▶ WORK TO COMPLETE
Give back every record exactly, with its pictures left out.
↓
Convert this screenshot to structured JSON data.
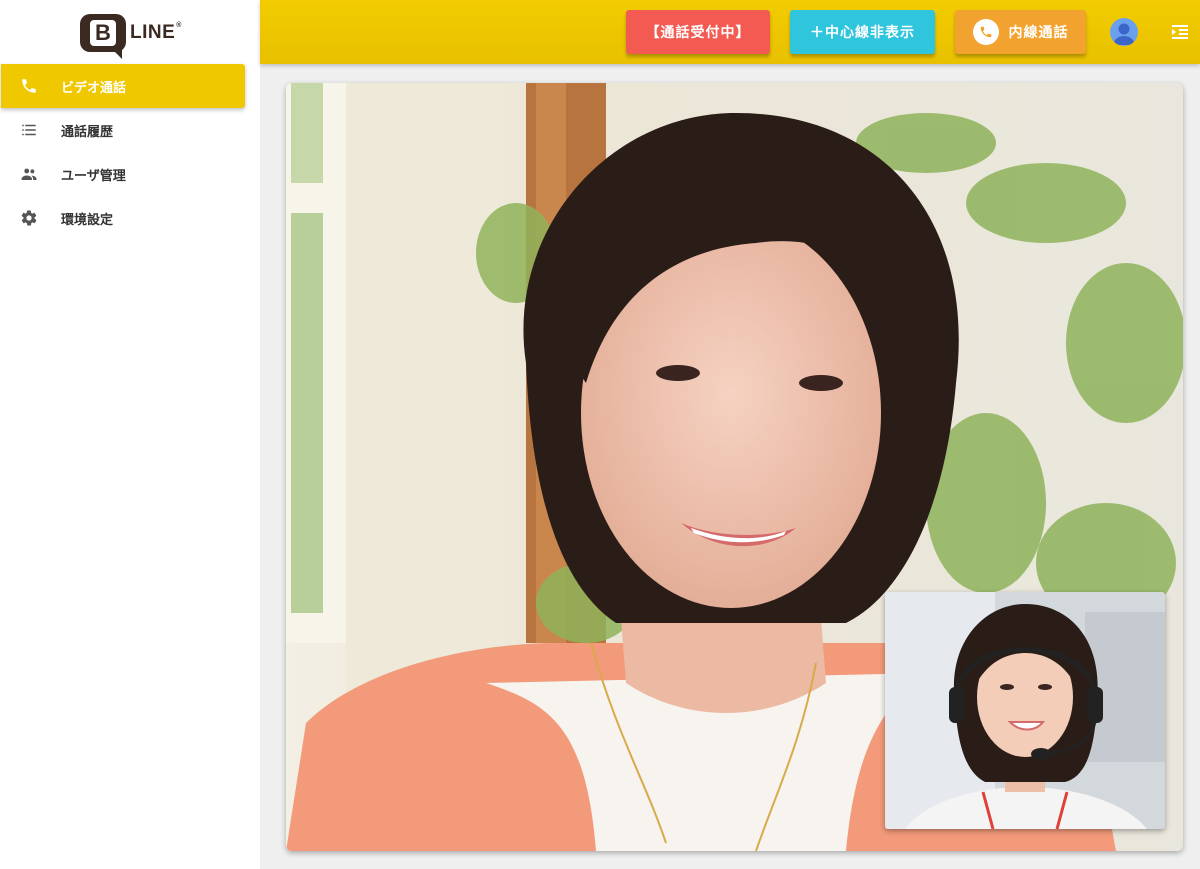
{
  "brand": {
    "logo_letter": "B",
    "logo_text": "LINE",
    "logo_mark": "®"
  },
  "sidebar": {
    "items": [
      {
        "label": "ビデオ通話",
        "icon": "phone-icon",
        "active": true
      },
      {
        "label": "通話履歴",
        "icon": "list-icon",
        "active": false
      },
      {
        "label": "ユーザ管理",
        "icon": "people-icon",
        "active": false
      },
      {
        "label": "環境設定",
        "icon": "gear-icon",
        "active": false
      }
    ]
  },
  "header": {
    "accept_label": "【通話受付中】",
    "center_line_label": "＋中心線非表示",
    "internal_call_label": "内線通話"
  },
  "colors": {
    "accent_yellow": "#f0c800",
    "accept_red": "#f25a52",
    "center_cyan": "#2ec5dd",
    "internal_orange": "#f2a22e",
    "brand_brown": "#3b2a22"
  }
}
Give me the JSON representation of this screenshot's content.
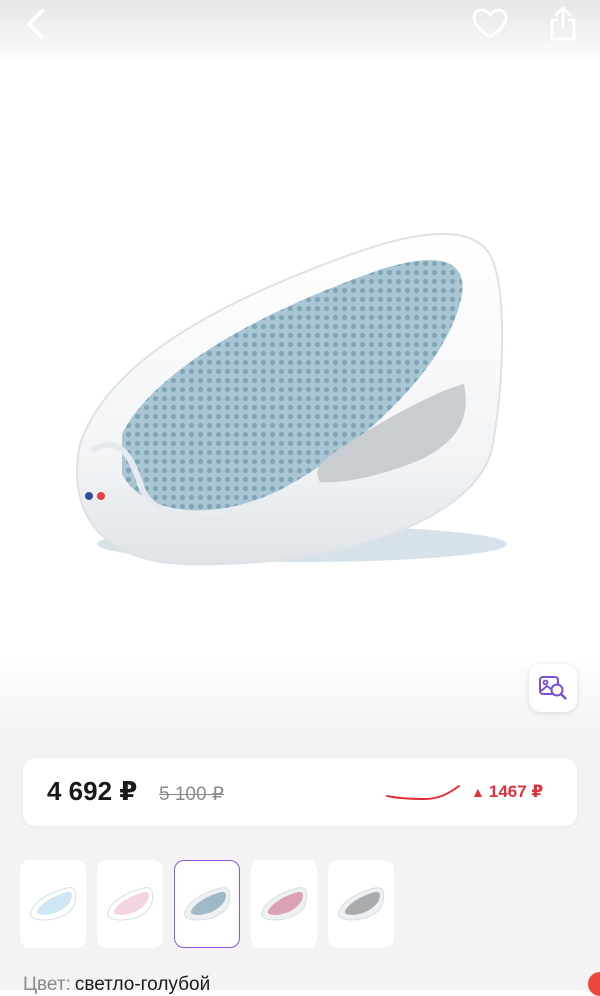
{
  "topbar": {
    "back_icon": "chevron-left-icon",
    "favorite_icon": "heart-outline-icon",
    "share_icon": "share-icon"
  },
  "hero": {
    "product_image": "light-blue baby bath seat",
    "visual_search_icon": "image-search-icon"
  },
  "price": {
    "current": "4 692 ₽",
    "old": "5 100 ₽",
    "change_direction": "up",
    "change": "1467 ₽",
    "change_color": "#e0313a"
  },
  "swatches": [
    {
      "name": "light-blue-white",
      "seat": "#cfe6f3",
      "shell": "#ffffff",
      "selected": false
    },
    {
      "name": "pink-white",
      "seat": "#f3d3e4",
      "shell": "#ffffff",
      "selected": false
    },
    {
      "name": "light-blue",
      "seat": "#9fb9c6",
      "shell": "#eef1f3",
      "selected": true
    },
    {
      "name": "pink",
      "seat": "#d9a3b3",
      "shell": "#eef1f3",
      "selected": false
    },
    {
      "name": "grey",
      "seat": "#a9abad",
      "shell": "#eef1f3",
      "selected": false
    }
  ],
  "color": {
    "label": "Цвет:",
    "value": "светло-голубой"
  },
  "accent": "#8d5bd9"
}
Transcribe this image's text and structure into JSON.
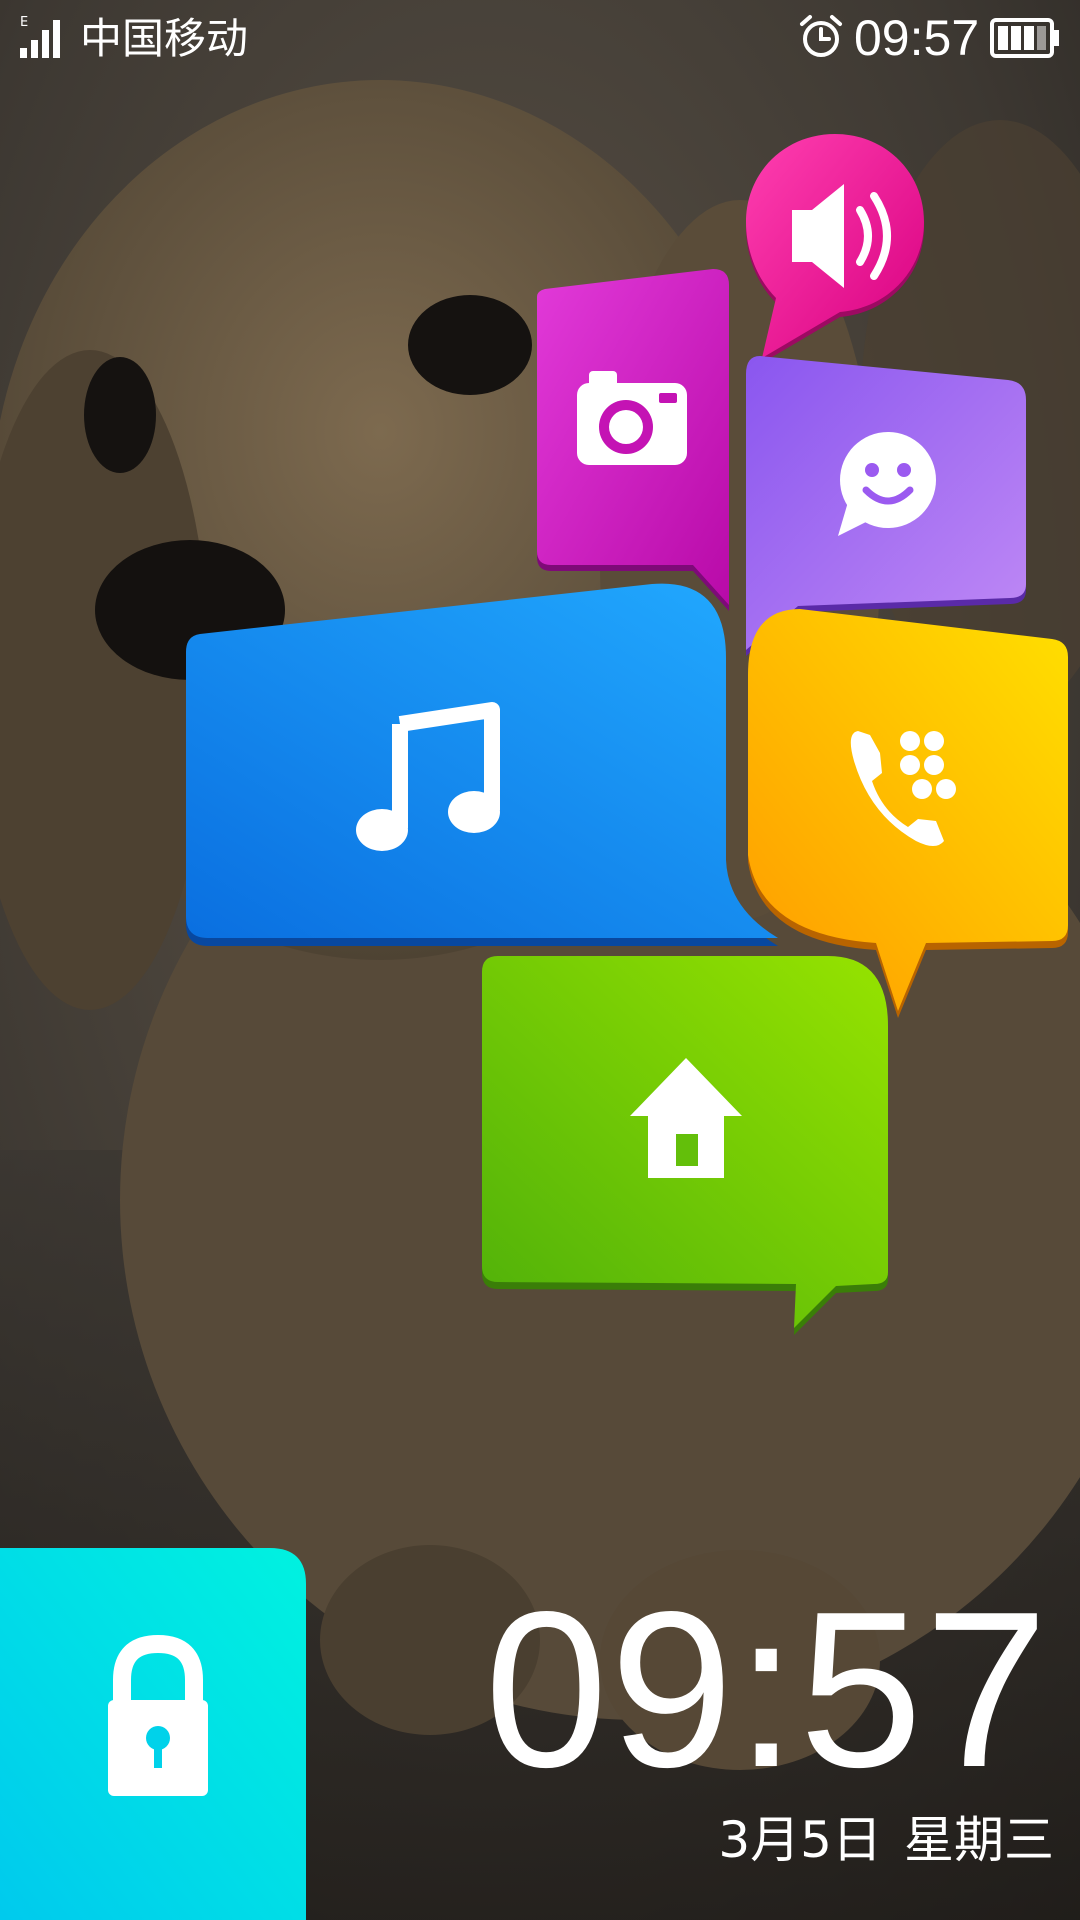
{
  "status_bar": {
    "carrier": "中国移动",
    "network_type": "E",
    "time": "09:57",
    "icons": [
      "signal-icon",
      "alarm-icon",
      "battery-icon"
    ]
  },
  "tiles": [
    {
      "name": "volume",
      "icon": "speaker-icon",
      "color": "#e6148a"
    },
    {
      "name": "camera",
      "icon": "camera-icon",
      "color": "#c813b8"
    },
    {
      "name": "messaging",
      "icon": "chat-smiley-icon",
      "color": "#9b5af0"
    },
    {
      "name": "music",
      "icon": "music-note-icon",
      "color": "#1a8ff0"
    },
    {
      "name": "dialer",
      "icon": "phone-dialpad-icon",
      "color": "#ffc000"
    },
    {
      "name": "home",
      "icon": "home-icon",
      "color": "#6cc60a"
    },
    {
      "name": "unlock",
      "icon": "lock-icon",
      "color": "#00d8f0"
    }
  ],
  "clock": {
    "time": "09:57",
    "date": "3月5日",
    "weekday": "星期三"
  }
}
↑
▶ REPLY
Convert this screenshot to structured JSON data.
{
  "brand": {
    "logo_letter": "B",
    "logo_text": "LINE",
    "logo_mark": "®"
  },
  "sidebar": {
    "items": [
      {
        "label": "ビデオ通話",
        "icon": "phone-icon",
        "active": true
      },
      {
        "label": "通話履歴",
        "icon": "list-icon",
        "active": false
      },
      {
        "label": "ユーザ管理",
        "icon": "people-icon",
        "active": false
      },
      {
        "label": "環境設定",
        "icon": "gear-icon",
        "active": false
      }
    ]
  },
  "header": {
    "accept_label": "【通話受付中】",
    "center_line_label": "＋中心線非表示",
    "internal_call_label": "内線通話"
  },
  "colors": {
    "accent_yellow": "#f0c800",
    "accept_red": "#f25a52",
    "center_cyan": "#2ec5dd",
    "internal_orange": "#f2a22e",
    "brand_brown": "#3b2a22"
  }
}
Give me the JSON representation of this screenshot's content.
{
  "topbar": {
    "back_icon": "chevron-left-icon",
    "favorite_icon": "heart-outline-icon",
    "share_icon": "share-icon"
  },
  "hero": {
    "product_image": "light-blue baby bath seat",
    "visual_search_icon": "image-search-icon"
  },
  "price": {
    "current": "4 692 ₽",
    "old": "5 100 ₽",
    "change_direction": "up",
    "change": "1467 ₽",
    "change_color": "#e0313a"
  },
  "swatches": [
    {
      "name": "light-blue-white",
      "seat": "#cfe6f3",
      "shell": "#ffffff",
      "selected": false
    },
    {
      "name": "pink-white",
      "seat": "#f3d3e4",
      "shell": "#ffffff",
      "selected": false
    },
    {
      "name": "light-blue",
      "seat": "#9fb9c6",
      "shell": "#eef1f3",
      "selected": true
    },
    {
      "name": "pink",
      "seat": "#d9a3b3",
      "shell": "#eef1f3",
      "selected": false
    },
    {
      "name": "grey",
      "seat": "#a9abad",
      "shell": "#eef1f3",
      "selected": false
    }
  ],
  "color": {
    "label": "Цвет:",
    "value": "светло-голубой"
  },
  "accent": "#8d5bd9"
}
Transcribe this image's text and structure into JSON.
{
  "status_bar": {
    "carrier": "中国移动",
    "network_type": "E",
    "time": "09:57",
    "icons": [
      "signal-icon",
      "alarm-icon",
      "battery-icon"
    ]
  },
  "tiles": [
    {
      "name": "volume",
      "icon": "speaker-icon",
      "color": "#e6148a"
    },
    {
      "name": "camera",
      "icon": "camera-icon",
      "color": "#c813b8"
    },
    {
      "name": "messaging",
      "icon": "chat-smiley-icon",
      "color": "#9b5af0"
    },
    {
      "name": "music",
      "icon": "music-note-icon",
      "color": "#1a8ff0"
    },
    {
      "name": "dialer",
      "icon": "phone-dialpad-icon",
      "color": "#ffc000"
    },
    {
      "name": "home",
      "icon": "home-icon",
      "color": "#6cc60a"
    },
    {
      "name": "unlock",
      "icon": "lock-icon",
      "color": "#00d8f0"
    }
  ],
  "clock": {
    "time": "09:57",
    "date": "3月5日",
    "weekday": "星期三"
  }
}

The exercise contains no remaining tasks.